If you make a wrong assessment, pick a male celebrity to attract a male audience (usually considered a flaw because men love women, even if it is an ad about shaving cream). Your influencer marketing will only turn out to be a big-time failure.

What’s Micro vs. Macro in Influencer Marketing?

The terms “micro influencer” and “macro influencer” are not very well known to commoners who do not try influencer marketing.

Let us try to understand what micro-influencer marketing and macro-influencer marketing are.

As we know, micro means small, and macro is large. In everyday use, micro is a prefix used for a small-scale thing, e.g., micro business, and macro is used for large scale, e.g., macroeconomics.

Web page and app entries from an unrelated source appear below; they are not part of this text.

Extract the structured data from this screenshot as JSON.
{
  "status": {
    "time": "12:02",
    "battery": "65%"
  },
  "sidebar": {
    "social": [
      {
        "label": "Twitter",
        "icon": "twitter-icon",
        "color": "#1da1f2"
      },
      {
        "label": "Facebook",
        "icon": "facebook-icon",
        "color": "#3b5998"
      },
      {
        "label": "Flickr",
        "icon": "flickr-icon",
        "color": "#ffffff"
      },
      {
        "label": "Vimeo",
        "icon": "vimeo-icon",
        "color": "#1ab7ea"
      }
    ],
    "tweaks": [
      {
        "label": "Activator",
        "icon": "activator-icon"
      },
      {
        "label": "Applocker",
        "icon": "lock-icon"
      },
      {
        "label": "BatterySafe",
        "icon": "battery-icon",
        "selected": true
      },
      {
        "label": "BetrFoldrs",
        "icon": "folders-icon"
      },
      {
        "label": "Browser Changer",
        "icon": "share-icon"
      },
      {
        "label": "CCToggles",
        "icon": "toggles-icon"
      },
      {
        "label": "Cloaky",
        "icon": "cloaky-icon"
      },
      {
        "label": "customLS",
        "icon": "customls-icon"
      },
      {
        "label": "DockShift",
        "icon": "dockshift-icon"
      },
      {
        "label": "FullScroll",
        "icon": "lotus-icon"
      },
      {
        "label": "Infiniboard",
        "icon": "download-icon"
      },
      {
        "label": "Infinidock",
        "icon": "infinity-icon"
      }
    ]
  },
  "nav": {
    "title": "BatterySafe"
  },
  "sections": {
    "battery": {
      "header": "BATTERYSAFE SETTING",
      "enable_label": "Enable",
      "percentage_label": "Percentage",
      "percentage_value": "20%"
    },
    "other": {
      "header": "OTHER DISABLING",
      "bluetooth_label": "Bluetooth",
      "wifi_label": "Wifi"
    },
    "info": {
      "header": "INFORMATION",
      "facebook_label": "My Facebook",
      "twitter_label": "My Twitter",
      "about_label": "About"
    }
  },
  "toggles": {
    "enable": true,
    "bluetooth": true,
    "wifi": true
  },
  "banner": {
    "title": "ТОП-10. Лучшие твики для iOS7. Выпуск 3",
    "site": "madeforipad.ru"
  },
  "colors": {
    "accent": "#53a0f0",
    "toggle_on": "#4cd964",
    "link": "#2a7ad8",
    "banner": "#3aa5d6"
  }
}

Considering these examples, here is what micro and macro influencer marketing are and which one is better compared to the other.

Micro Marketing

A micro-influencer is a person whose impact is on a small scale. They are the people who do not have an approach to a vast audience and do not cover a business’s entire audience.

If you ask me for an example, they are vloggers, bloggers, Instagram models, and somewhat famous podcast guys.

They are the people who can approach from 10,000 to a maximum of a few hundred thousand followers or audience.

The best example of such influencers is tech review, guys. Now if the best of them have a few hundred thousand viewers on YouTube, you can use them for your tech products.

Brands dictate they use a particular product in a review and endorse it. The impact is negligible in this case.

Macro Marketing

Now we’re talking!

Macro influencers are famous people. They can be from social media, but they are renowned as F.

We mostly have athletes, models, actors, singers, etc., in this category. Simply put, people with a huge fan following are found in this group, and thus their influence is also huge.

For example, Kylie Jenner did some influencer marketing for Bumble BeeHive and got one million+ likes for Bumble.

Micro vs. Macro Marketing

As explained, a micro-influencer is small-scale, and a macro is a big-scale influencer.

There are pros and cons for each of them.

For example, a macro influencer reaches out to many target audiences, bringing in colossal ROI and traffic.

But on the other side, if you use a micro-influencer narrow down the market and want to have all the shebang with the budget, a micro-influencer is the best choice.

Quick Tipmicro-influencers I’ve talked a lot about all the critical aspects of influencer marketing; here are some quick tips before I say goodbye:

  • Identify micro and macro influencers who belong to your niche and who can affect it.
  • Create your campaign around a story that should involve that influencer.
  • Spot on the analytics and see how influencer marketing is affecting your audience.
  • Ensure that social media features the campaign on all great handles, e.g., YouTube, Facebook, Instagram, etc.
  • Make sure that you run social media and Google ads based on the campaign

I am pretty sure you can do more with less if you follow these tips. Best of luck!